There is nothing like having a german shepherd puppy to develop more empathy for clients who complain about biting puppies.
My now 11 week old puppy hasn’t drawn blood yet, but like many puppies, he explores the world with a mouth filled with razor sharp teeth. The other day I was trying to put on my socks and boots to keep him from biting my feet but he was biting my socks and pulling them off faster than I could put them on! Someday, this might be a useful trick, but for now, it’s like having a pet shark!
Many of my clients tell me they try to turn their back on their bitey puppies, and then they show me the scars to prove it. Don’t stand there and let your dog bite you! If your dog is biting, kindly separate him from you, with a gate. You want your dog to find out that when he starts biting, the party with you is over. And here are some other tricks to dealing with this.
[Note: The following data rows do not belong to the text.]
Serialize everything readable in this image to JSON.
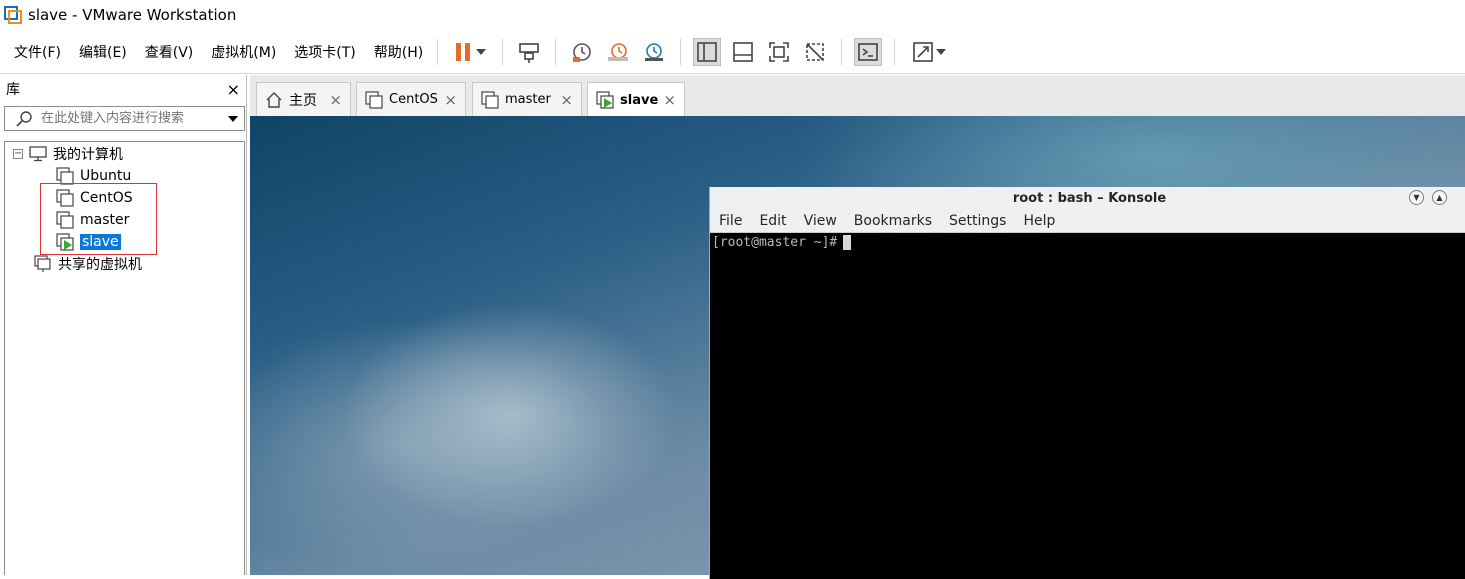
{
  "window": {
    "title": "slave - VMware Workstation"
  },
  "menu": [
    "文件(F)",
    "编辑(E)",
    "查看(V)",
    "虚拟机(M)",
    "选项卡(T)",
    "帮助(H)"
  ],
  "toolbar": {
    "buttons": [
      "pause-icon",
      "send-ctrl-alt-del-icon",
      "snapshot-icon",
      "revert-snapshot-icon",
      "snapshot-manager-icon",
      "show-library-icon",
      "thumbnail-bar-icon",
      "fullscreen-icon",
      "unity-icon",
      "console-view-icon",
      "stretch-icon"
    ],
    "accent_color": "#e8692a"
  },
  "library": {
    "header": "库",
    "close": "×",
    "search_placeholder": "在此处键入内容进行搜索",
    "tree": {
      "root": "我的计算机",
      "vms": [
        "Ubuntu",
        "CentOS",
        "master",
        "slave"
      ],
      "selected": "slave",
      "shared": "共享的虚拟机"
    }
  },
  "tabs": [
    {
      "label": "主页",
      "icon": "home-icon"
    },
    {
      "label": "CentOS",
      "icon": "vm-icon"
    },
    {
      "label": "master",
      "icon": "vm-icon"
    },
    {
      "label": "slave",
      "icon": "vm-running-icon",
      "active": true
    }
  ],
  "tab_close": "×",
  "konsole": {
    "title": "root : bash – Konsole",
    "menu": [
      "File",
      "Edit",
      "View",
      "Bookmarks",
      "Settings",
      "Help"
    ],
    "prompt": "[root@master ~]#"
  },
  "colors": {
    "selection": "#0a78d7",
    "highlight_box": "#e0302f",
    "terminal_bg": "#000000"
  }
}
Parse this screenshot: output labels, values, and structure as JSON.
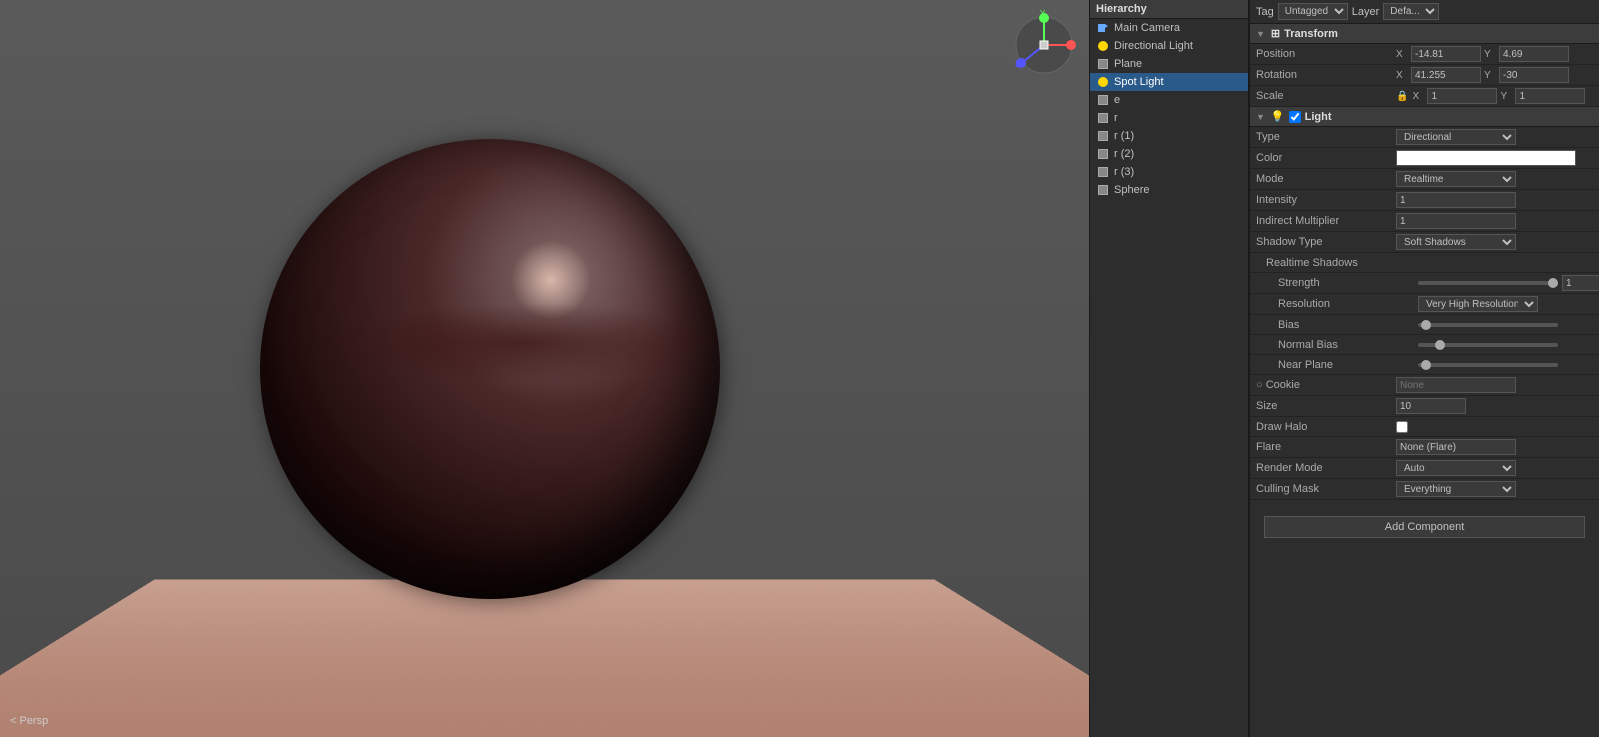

- Tired puppies are bitier puppies. This is REALLY important and very true. My pup has a nap schedule and when he starts to get tired he gets definitely like “let me bite your arm! your face! your hair!” When I’ve had enough, he has also had enough. I put him down for a nap with a good chewy thing in his crate, and he wakes up much more gentle and calm. At 11 weeks, he seems to be sleeping two hours, then awake two hours all day long, but then he sleeps 10 hours through the night. Puppies, especially large breed pups, need a lot of sleep.
- Give him something else to bite. Sometimes, I stick his own paw in his mouth, or his tail and that seems to be very helpful in helping puppies learn not to bite so hard. It’s convenient too! I keep other toys conveniently located too (tied to my belt), ready to redirect and engage his play in a positive way. People worry about rawhide, but I use small pieces of rawhide (just one “rawhide chip” a day) and my pup chews and chews and chews and turns it into gum. That seems much safer to me than the raw beef bones which he turns into shards of glass. Carrots are good. Half a pig ear is good. Dogs need to chew, rip, bite. Provide them kongs and bones and paper bags.
- Collar grab/ drop it games. I practice toy games so that he learns “drop it.” If he won’t drop my pants leg, sleeve, or toy, I gently hold the collar and wait, being as still and boring as I can be so that now his “toy” is inactive. The instant he drops whatever he’s grabbed, I release the collar and reward (often with a game of tug)! If he re-grabs my pantleg, I re-grab his collar. I aim to be gentle and just hold the collar, freeze, while he figures out that dropping his mouthful means I drop his collar. If I don’t feel like more games of tug, I reward the drop by feeding.
- While sometimes I can’t help but shriek “ouch!” and sometimes shrieking might let provide good information for a puppy, other times it might be more rewarding to bite you if you shriek! Puppies don’t understand that they are not supposed to make us shriek. So I try to set myself up to be “bite proof.” My boots mean he can’t herd me if he bites my ankles. Gloves mean I have the upper hand. Sleeves mean he can’t bite my arm and I still am going to pick him up. My goal is to teach him that his bites do not influence my behavior. I’m in charge, bitey puppy or not.
- Use lots of food and chew toys to keep his teeth where they belong while you are socializing your puppy. Give him big soft toys to chew, and these will give him something to do with his mouth while the kids are patting the puppy. Warn people, kids especially, not to yank hands away. Keep very close tabs on when you socialize your pup (NOT when he’s tired!), and separate him with a gate if he is in a bitey mood.
- Condition your puppy to love a head halter and crate. That means, a crate is not just a place to lock your dog up at night, but we use it as a training tool, and it’s associated with lots of reinforcing opportunities. We always give a chew when the dog goes in the crate, even if I’m putting him in the crate because he’s being bitey. If he is biting a lot, playing intensely as a pup, you know you have a good dog with a lot of drive and you’re going to need him to love that gear when he is a teenager. Train train train.Self control is a learned skill, it’s not something any dog is born with.
- Teach a hand target, and only mark and reward when he targets your hand with his nose, don’t reward when you feel a tooth.
- Deliver food rewards to the tongue, not the tooth. How to practice: Put peanut butter in the palm of your hand, and present your closed fist to your pup. When you feel his tongue “click” and open your hand for the puppy to lick the peanut butter, but if you feel a tooth, take away access to the peanut butter.
- I play with my puppy in all the ways you should never greet a strange dog. I stick my fingers in his mouth and stick my face in his face (while carefully guiding his mouth safely away from my face. I try to get him used to biting gently. In some situations, if he is being too intense biting on my hand, it works to stick my hand a little bit further into his mouth, rather than yank my hand away. When you yank your hand away, that can unfortunately reward the dog for biting and also rip open your hand. Instead, if you go in the opposite direction and move into his bite, he probably will back right off.
- I change my expectations. Puppies explore the world with their mouth. I don’t expect my puppies to never bite, but I know that they will. I help them find out what kind of biting is part of our games, and what kind of biting ends our fun games.